Friday, November 29, 2019

Ladies and Gentlemen, Boys and Girls, Dying Time's Here....,


courier-journal |   Somewhere deep in Mexico's remote wilderness, the world’s most dangerous and wanted drug lord is hiding. If someone you love dies from an overdose tonight, he may very well be to blame.

He's called "El Mencho."

And though few Americans know his name, authorities promise they soon will.

Rubén "Nemesio" Oseguera Cervantes is the leader of Cártel Jalisco Nueva Generación, better known as CJNG. With a $10 million reward on his head, he’s on the U.S. Drug Enforcement Administration’s Most Wanted list.

El Mencho’s powerful international syndicate is flooding the U.S. with thousands of kilos of methamphetamines, heroin, cocaine and fentanyl every year — despite being targeted repeatedly by undercover stings, busts and lengthy investigations.

The unending stream of narcotics has contributed to this country’s unprecedented addiction crisis, devastating families and killing more than 300,000 people since 2013.

CJNG’s rapid rise heralds the latest chapter in a generations-old drug war in which Mexican cartels are battling to supply Americans’ insatiable demand for narcotics.

A nine-month Courier Journal investigation reveals how CJNG's reach has spread across the U.S. in the past five years, overwhelming cities and small towns with massive amounts of drugs.

kctv5 |   As the officer in charge of COMBAT, Jackson County’s Drug Trafficking Task Force Dan Cumming deals with a lot of dangerous people.

“About 100% of what we recover, if you follow it back far enough up the drug train so to speak, comes from Mexico and is cartel related,” Cummings said.

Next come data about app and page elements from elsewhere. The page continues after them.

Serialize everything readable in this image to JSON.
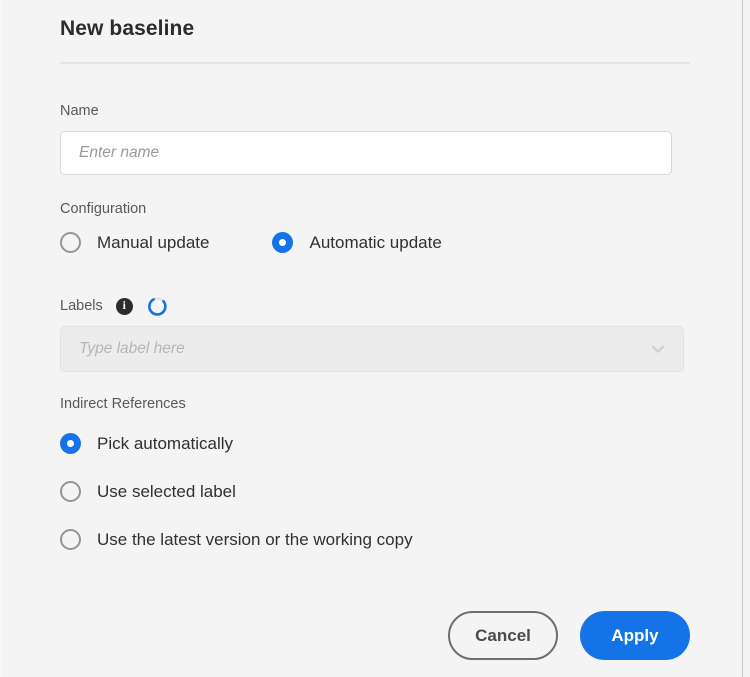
{
  "dialog": {
    "title": "New baseline"
  },
  "name_field": {
    "label": "Name",
    "placeholder": "Enter name",
    "value": ""
  },
  "configuration": {
    "label": "Configuration",
    "options": [
      {
        "label": "Manual update",
        "selected": false
      },
      {
        "label": "Automatic update",
        "selected": true
      }
    ]
  },
  "labels": {
    "label": "Labels",
    "info_icon": "info-icon",
    "loading_icon": "loading-spinner-icon",
    "loading": true,
    "select": {
      "placeholder": "Type label here",
      "value": "",
      "disabled": true,
      "chevron_icon": "chevron-down-icon"
    }
  },
  "indirect_references": {
    "label": "Indirect References",
    "options": [
      {
        "label": "Pick automatically",
        "selected": true
      },
      {
        "label": "Use selected label",
        "selected": false
      },
      {
        "label": "Use the latest version or the working copy",
        "selected": false
      }
    ]
  },
  "footer": {
    "cancel_label": "Cancel",
    "apply_label": "Apply"
  },
  "colors": {
    "accent_blue": "#1473e6",
    "background": "#f4f4f4",
    "text_primary": "#2c2c2c",
    "text_label": "#585858",
    "border_gray": "#d8d8d8",
    "disabled_field": "#ececec"
  }
}
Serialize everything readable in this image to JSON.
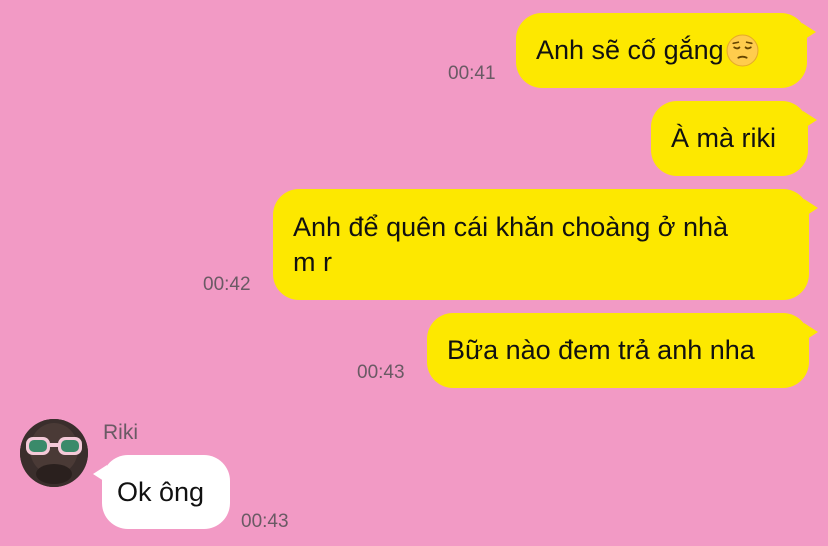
{
  "messages": [
    {
      "text": "Anh sẽ cố gắng",
      "emoji": "pensive-face-icon",
      "time": "00:41"
    },
    {
      "text": "À mà riki",
      "time": ""
    },
    {
      "text": "Anh để quên cái khăn choàng ở nhà\nm r",
      "time": "00:42"
    },
    {
      "text": "Bữa nào đem trả anh nha",
      "time": "00:43"
    }
  ],
  "incoming": {
    "sender": "Riki",
    "text": "Ok ông",
    "time": "00:43"
  },
  "colors": {
    "background": "#f29ac5",
    "outgoing_bubble": "#fde800",
    "incoming_bubble": "#ffffff"
  }
}
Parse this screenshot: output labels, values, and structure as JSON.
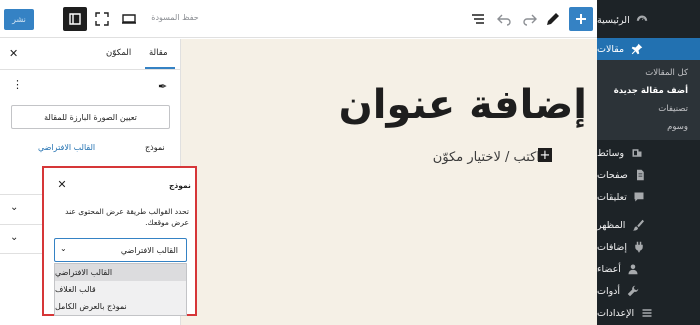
{
  "admin_menu": {
    "dashboard": "الرئيسية",
    "posts": "مقالات",
    "posts_sub": [
      "كل المقالات",
      "أضف مقالة جديدة",
      "تصنيفات",
      "وسوم"
    ],
    "media": "وسائط",
    "pages": "صفحات",
    "comments": "تعليقات",
    "appearance": "المظهر",
    "plugins": "إضافات",
    "users": "أعضاء",
    "tools": "أدوات",
    "settings": "الإعدادات"
  },
  "toolbar": {
    "publish_label": "نشر",
    "save_draft_label": "حفظ المسودة"
  },
  "settings_panel": {
    "tab_post": "مقالة",
    "tab_block": "المكوّن",
    "featured_image_button": "تعيين الصورة البارزة للمقالة",
    "template_label": "نموذج",
    "template_value": "القالب الافتراضي"
  },
  "canvas": {
    "post_title": "إضافة عنوان",
    "block_placeholder": "اكتب / لاختيار مكوّن"
  },
  "template_popover": {
    "title": "نموذج",
    "description": "تحدد القوالب طريقة عرض المحتوى عند عرض موقعك.",
    "selected_value": "القالب الافتراضي",
    "options": [
      "القالب الافتراضي",
      "قالب الغلاف",
      "نموذج بالعرض الكامل"
    ]
  },
  "colors": {
    "accent": "#3582c4",
    "highlight_border": "#d63638",
    "admin_bar": "#1d2327",
    "canvas_bg": "#f5f0e6"
  }
}
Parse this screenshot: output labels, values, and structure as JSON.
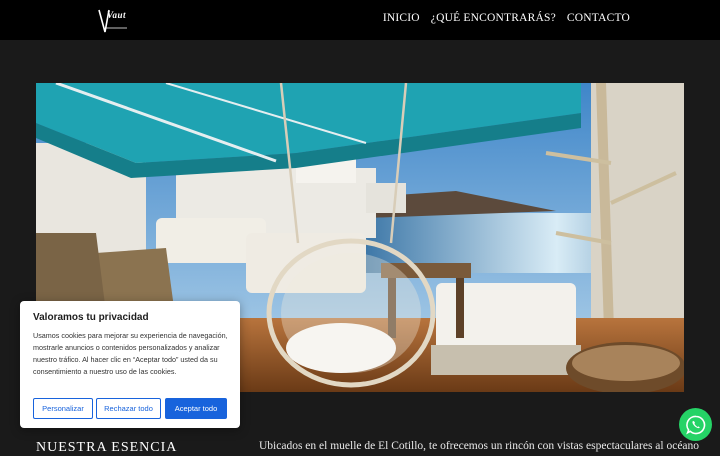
{
  "header": {
    "logo_text": "Vaut",
    "nav": [
      "INICIO",
      "¿QUÉ ENCONTRARÁS?",
      "CONTACTO"
    ]
  },
  "hero": {
    "icon": "terrace-photo"
  },
  "section": {
    "title": "NUESTRA ESENCIA",
    "text": "Ubicados en el muelle de El Cotillo, te ofrecemos un rincón con vistas espectaculares al océano. Hemos"
  },
  "cookie": {
    "title": "Valoramos tu privacidad",
    "body": "Usamos cookies para mejorar su experiencia de navegación, mostrarle anuncios o contenidos personalizados y analizar nuestro tráfico. Al hacer clic en “Aceptar todo” usted da su consentimiento a nuestro uso de las cookies.",
    "customize": "Personalizar",
    "reject": "Rechazar todo",
    "accept": "Aceptar todo",
    "accent": "#1863dc"
  },
  "whatsapp": {
    "icon": "whatsapp-icon",
    "color": "#25d366"
  }
}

Just last week, COMBAT worked a case at the request of Independence police.

A tip led them to a Kansas City, Missouri street where a search warrant led to the seizure of tires filled with meth.

“My guess is that’s the way it was shipped from Mexico to Kansas City,” Cummings said.
Cartels get creative when smuggling drugs in customs and border protection has a few recent examples.

Fentanyl in a vehicle transmission, heroine in a gas tank, marijuana inside a car door and cocaine in clay figurines.

Cummings says he’s seeing more cartel related drug busts in Kansas City now than he has in his 35 plus years in law enforcement.

“We switched from meth labs to Mexican cartels,” Cummings said.

kmbc |   Two Mexican nationals have been sentenced in federal court for their roles in a conspiracy that distributed more than 14 kilograms of heroin in the Kansas City metropolitan area, some of which is believed to have resulted in overdoses and deaths.
Julian Felix-Aguirre, 46, and Martin Missael Puerta-Navarro, 38, were sentenced in separate hearings before U.S. District Judge Gary A. Fenner on Wednesday. Felix-Aguirre was sentenced to 24 years and seven months in federal prison without parole. Pueta-Navarro was sentenced to 14 years and eight months in federal prison without parole.

fox4kc |  "No where is immune," said Erik Smith with the Drug Enforcement Administration. "There are people who become dependent on controlled substances and have need to satisfy that addiction, and any place there is a consumer, an addict or user, somebody will supply that drug for that."

The DEA special agent in charge said feeding the demand for drugs in Johnson County goes well beyond teenage drug dealers.

Smith said Mexican cartels really are living here in Johnson County.

"Historically, a decade ago, two decades ago, a lot of cartels would limit themselves to the inner city," he said. "But as they become more established and they become more wealthy, it's quite common to see them branching out into suburban areas including Johnson County."